It’s Australian Food Safety Week!

This year’s theme emphasises the need to be prepared for natural disasters and power outages through proper food safety practices.
November 13, 2021

“Food safety — be prepared” is this year’s theme for Australian Food Safety Week. Taking place November 13 to 20, Food Safety Week aims to encourage public engagement with food safety courses and emphasise the importance of having a basic food safety toolbox so that communities can be resilient in the face of natural disasters.

While the country, and the rest of the world, continue to tackle the COVID-19 pandemic, natural disasters such as floods, bushfires and major power outages are also on the rise in Australia. Training in basic food safety and having a simple food safety toolbox helps when disaster strikes to minimise the risk of food poisoning.

For food businesses, it is vital that a food safety plan is in place for these occurrences. Here are specific ways that food businesses can be prepared and protect their customers from food-borne illness during natural disasters.

Be prepared for power outages

In addition to being inconvenient, chaotic and potentially leaving your staff and customers in the dark, power outages also mean that food is left in an environment where it can rapidly spoil. Food businesses should take practical steps to keep food safe during a power outage so that business disruption and food waste is minimised.

Take precautionary steps like purchasing a backup generator, stocking up on non-perishable food items and creating an emergency response plan.

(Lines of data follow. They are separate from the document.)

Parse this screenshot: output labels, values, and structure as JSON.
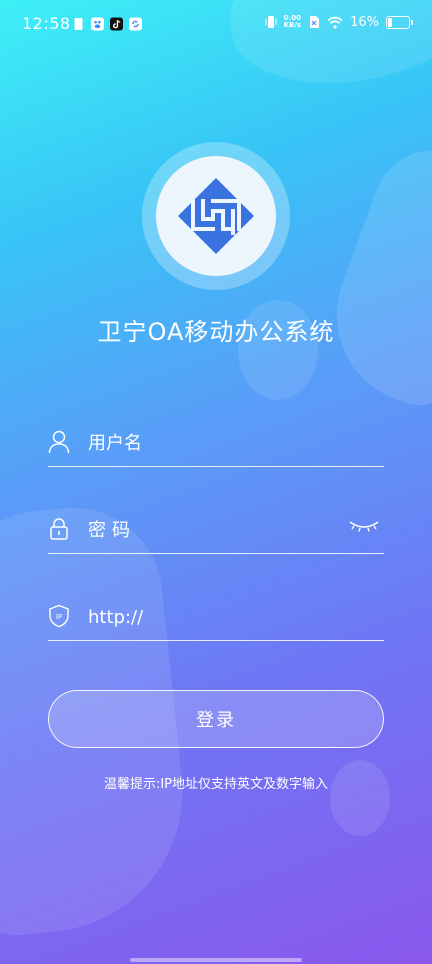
{
  "status_bar": {
    "time": "12:58",
    "net_speed_value": "0.00",
    "net_speed_unit": "KB/s",
    "battery_text": "16%",
    "battery_level": 0.16,
    "left_icons": [
      "sim-icon",
      "baidu-icon",
      "tiktok-icon",
      "sync-icon"
    ],
    "right_icons": [
      "vibrate-icon",
      "sim-status-icon",
      "wifi-icon",
      "battery-icon"
    ]
  },
  "app": {
    "title": "卫宁OA移动办公系统",
    "logo_color": "#3a72e0"
  },
  "form": {
    "username_placeholder": "用户名",
    "password_placeholder": "密码",
    "ip_value": "http://",
    "login_label": "登录",
    "hint": "温馨提示:IP地址仅支持英文及数字输入"
  }
}
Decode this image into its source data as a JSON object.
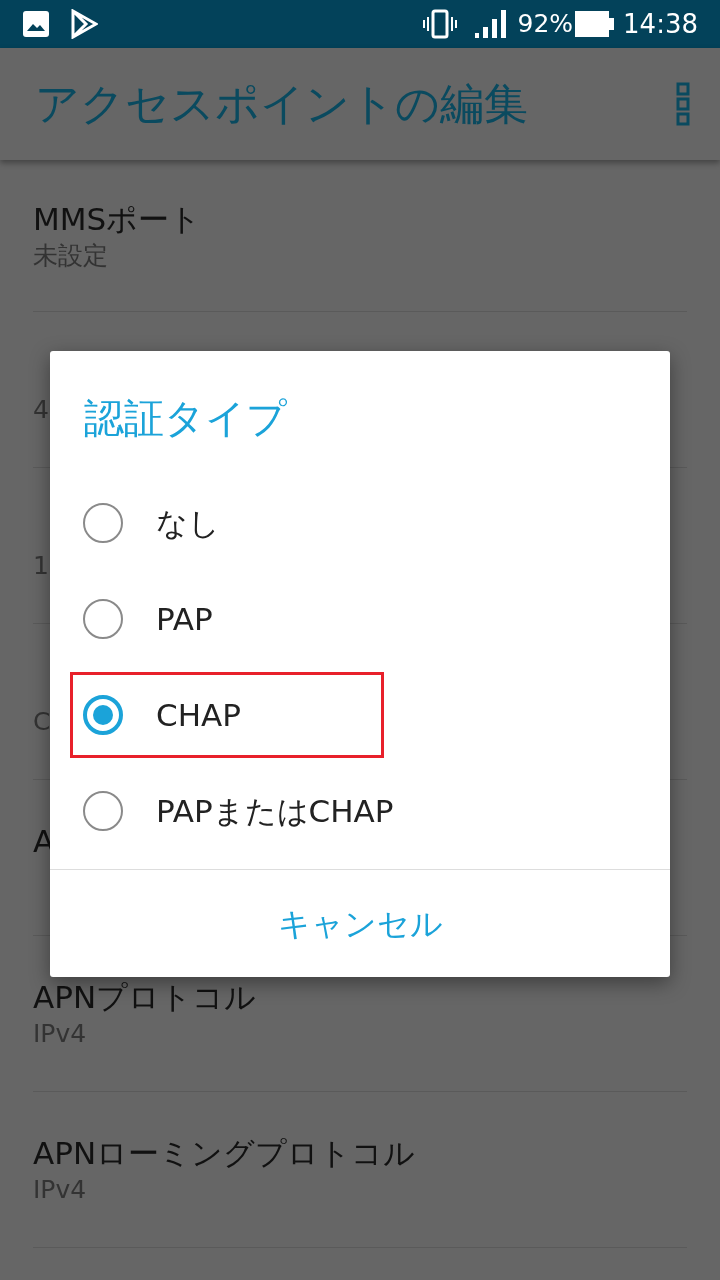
{
  "status_bar": {
    "battery": "92%",
    "time": "14:38"
  },
  "app_bar": {
    "title": "アクセスポイントの編集"
  },
  "settings": [
    {
      "title": "MMSポート",
      "value": "未設定"
    },
    {
      "value": "4"
    },
    {
      "value": "1"
    },
    {
      "value": "C"
    },
    {
      "title": "A"
    },
    {
      "title": "APNプロトコル",
      "value": "IPv4"
    },
    {
      "title": "APNローミングプロトコル",
      "value": "IPv4"
    }
  ],
  "dialog": {
    "title": "認証タイプ",
    "options": [
      {
        "label": "なし",
        "selected": false,
        "highlighted": false
      },
      {
        "label": "PAP",
        "selected": false,
        "highlighted": false
      },
      {
        "label": "CHAP",
        "selected": true,
        "highlighted": true
      },
      {
        "label": "PAPまたはCHAP",
        "selected": false,
        "highlighted": false
      }
    ],
    "cancel": "キャンセル"
  }
}
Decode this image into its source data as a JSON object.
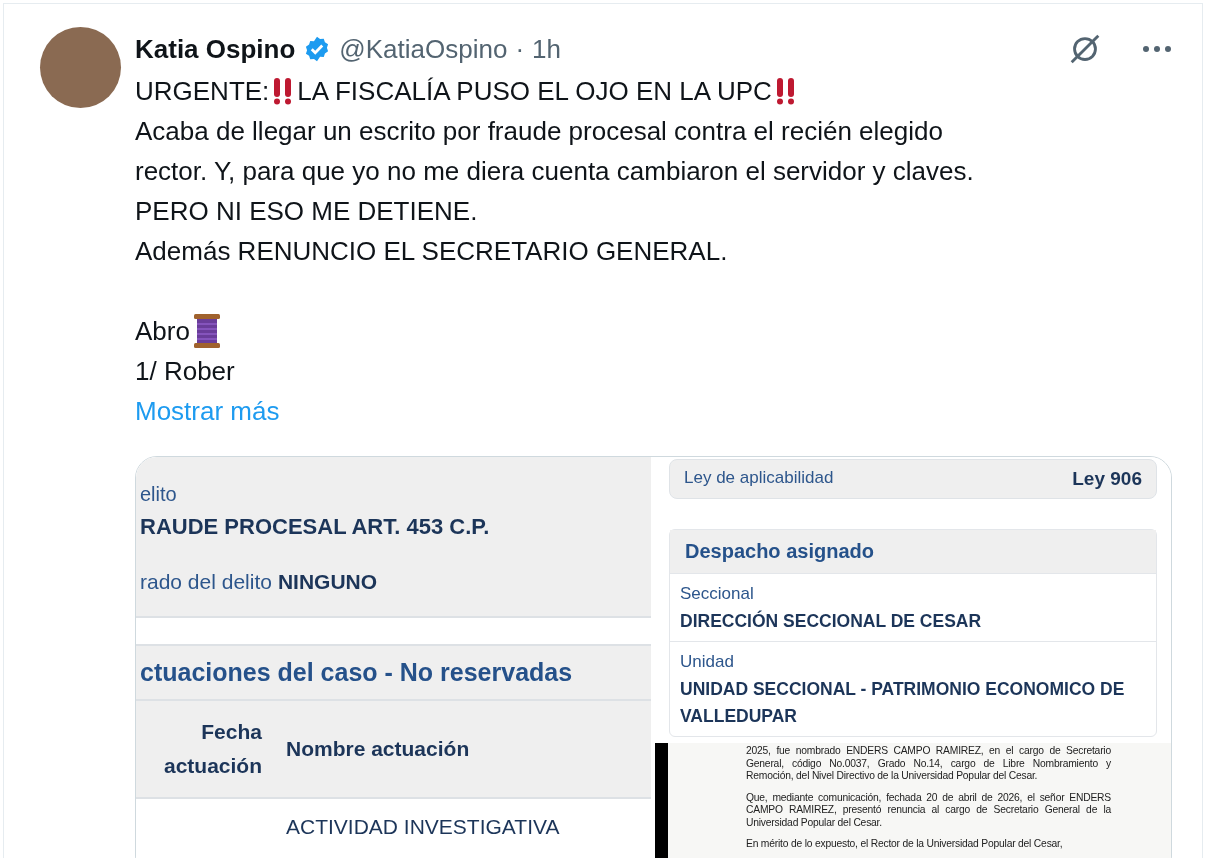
{
  "tweet": {
    "author": {
      "name": "Katia Ospino",
      "verified": true,
      "handle": "@KatiaOspino",
      "separator": "·",
      "time": "1h"
    },
    "paragraphs": [
      {
        "lines": [
          {
            "parts": [
              {
                "kind": "text",
                "text": "URGENTE: "
              },
              {
                "kind": "double-exclamation"
              },
              {
                "kind": "text",
                "text": "LA FISCALÍA PUSO EL OJO EN LA UPC"
              },
              {
                "kind": "double-exclamation"
              }
            ]
          },
          {
            "parts": [
              {
                "kind": "text",
                "text": "Acaba de llegar un escrito por fraude procesal contra el recién elegido"
              }
            ]
          },
          {
            "parts": [
              {
                "kind": "text",
                "text": "rector. Y, para que yo no me diera cuenta cambiaron el servidor y claves."
              }
            ]
          },
          {
            "parts": [
              {
                "kind": "text",
                "text": "PERO NI ESO ME DETIENE."
              }
            ]
          },
          {
            "parts": [
              {
                "kind": "text",
                "text": "Además RENUNCIO EL SECRETARIO GENERAL."
              }
            ]
          }
        ]
      },
      {
        "lines": [
          {
            "parts": [
              {
                "kind": "text",
                "text": "Abro "
              },
              {
                "kind": "spool"
              }
            ]
          },
          {
            "parts": [
              {
                "kind": "text",
                "text": "1/ Rober"
              }
            ]
          }
        ]
      }
    ],
    "show_more": "Mostrar más"
  },
  "media": {
    "left_panel": {
      "delito_label": "elito",
      "delito_value": "RAUDE PROCESAL ART. 453 C.P.",
      "grado_label": "rado del delito",
      "grado_value": "NINGUNO",
      "section_title": "ctuaciones del caso - No reservadas",
      "columns": [
        {
          "lines": [
            "Fecha",
            "actuación"
          ]
        },
        {
          "lines": [
            "Nombre actuación"
          ]
        }
      ],
      "rows": [
        {
          "cells": [
            "",
            "ACTIVIDAD INVESTIGATIVA"
          ]
        }
      ]
    },
    "right_panel": {
      "ley_label": "Ley de aplicabilidad",
      "ley_value": "Ley 906",
      "card_title": "Despacho asignado",
      "fields": [
        {
          "label": "Seccional",
          "value": "DIRECCIÓN SECCIONAL DE CESAR"
        },
        {
          "label": "Unidad",
          "value": "UNIDAD SECCIONAL - PATRIMONIO ECONOMICO DE VALLEDUPAR"
        }
      ]
    },
    "document": {
      "paragraphs": [
        "2025, fue nombrado ENDERS CAMPO RAMIREZ, en el cargo de Secretario General, código No.0037, Grado No.14, cargo de Libre Nombramiento y Remoción, del Nivel Directivo de la Universidad Popular del Cesar.",
        "Que, mediante comunicación, fechada 20 de abril de 2026, el señor ENDERS CAMPO RAMIREZ, presentó renuncia al cargo de Secretario General de la Universidad Popular del Cesar.",
        "En mérito de lo expuesto, el Rector de la Universidad Popular del Cesar,"
      ]
    }
  }
}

Proper time and temperature control procedures are integral in everyday food safety practices, and even more so during power outages. Take note of the time the power went out. Always throw away food that has not been cooked to the right temperature, discard any food that show any signs of spoilage and always follow the 2 hour/4 hour rule for perishable food:

  • If the power was out for less than 2 hours, it’s safe to refrigerate or serve the food.
  • If the power was out between 2 and 4 hours, do not put it back in the refrigerator, but it’s safe for consumption.
  • If the power was out for 4 hours or more, the food should be thrown out.

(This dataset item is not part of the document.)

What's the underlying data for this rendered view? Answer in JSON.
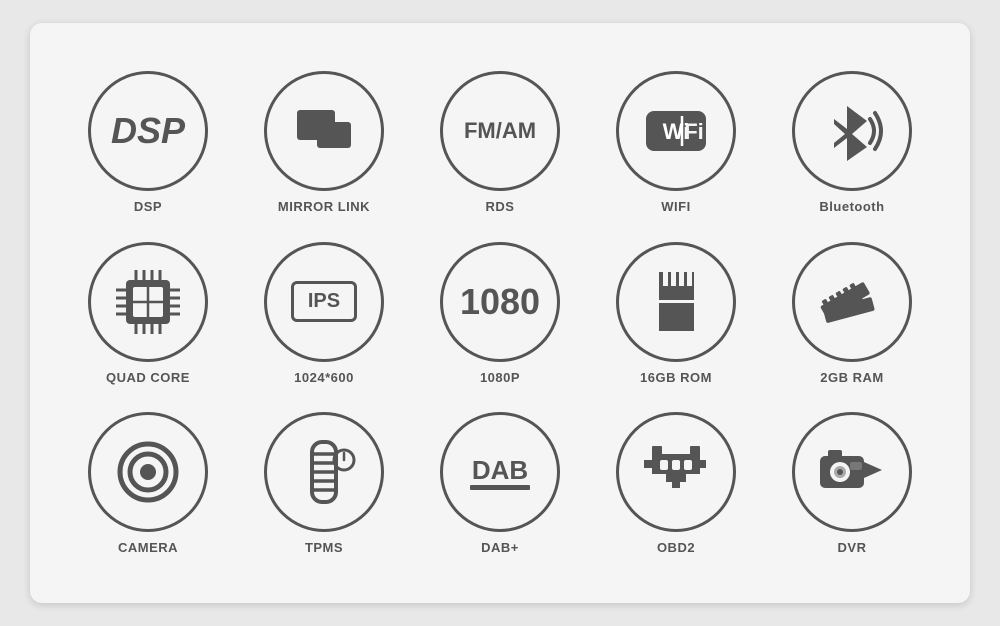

Open communication with staff and customers is also important during power outages. Let them know what’s happening and that their safety is the top priority.

How to plan for business closure

Natural disasters could lead to temporary business closure. While it may not always be possible to implement, these tips for ensuring food safety during business closure can help organisations reduce food waste and losses if enough warning is given about upcoming closure requirements:

  • Try to use up your fresh produce before closing. Consider which can be stored away or used for stocks and sauces that can keep for a few months.
  • Sell as much already prepared, cooked and ready-to-eat foods as possible, or consider giving them to staff and charities. Everything that is not used must be thrown out to avoid food-borne illness.
  • Take stock of expiry dates and donate or discard items that are likely to expire during the closure period.
  • Ensure food items being stored are properly labelled and stored appropriately.

How to operate during uncertain times

The COVID-19 pandemic has made restaurants and other food businesses adapt so much during uncertain times. While very inconvenient and having long-lasting effects on the whole industry, it has also taught businesses how to be resilient during disaster. A takeaway from continual regulation changes is the need for best practices for operating during uncertain times, which include:

  • staying informed on food industry updates and requirements
  • keeping staff informed on business operations
  • letting customers know how your business is operating (e.g. reduced hours, capacity limits, changes to menu items) and ensuring this information is easily available online
  • refraining from ordering large amounts of food in case of unplanned business closure
  • taking stock of food and determining which items can be stored and which can easily spoil
  • using a pre-closure checklist in case your business must close

Ensure staff complete a food safety training course

Food safety training is required for everyone who works with food in Australia. Training provides staff with the knowledge needed to reduce food safety risks, which can be applied during disasters. The Australian Institute of Food Safety’s (AIFS) comprehensive and nationally recognised Food Safety Courses cover proper food safety practices such as time and temperature control, how to determine when to discard food and effective storage practices.

In celebration of this year’s Australian Food Safety Week, ensure your food business is prepared for natural disasters and power outages with the help of AIFS!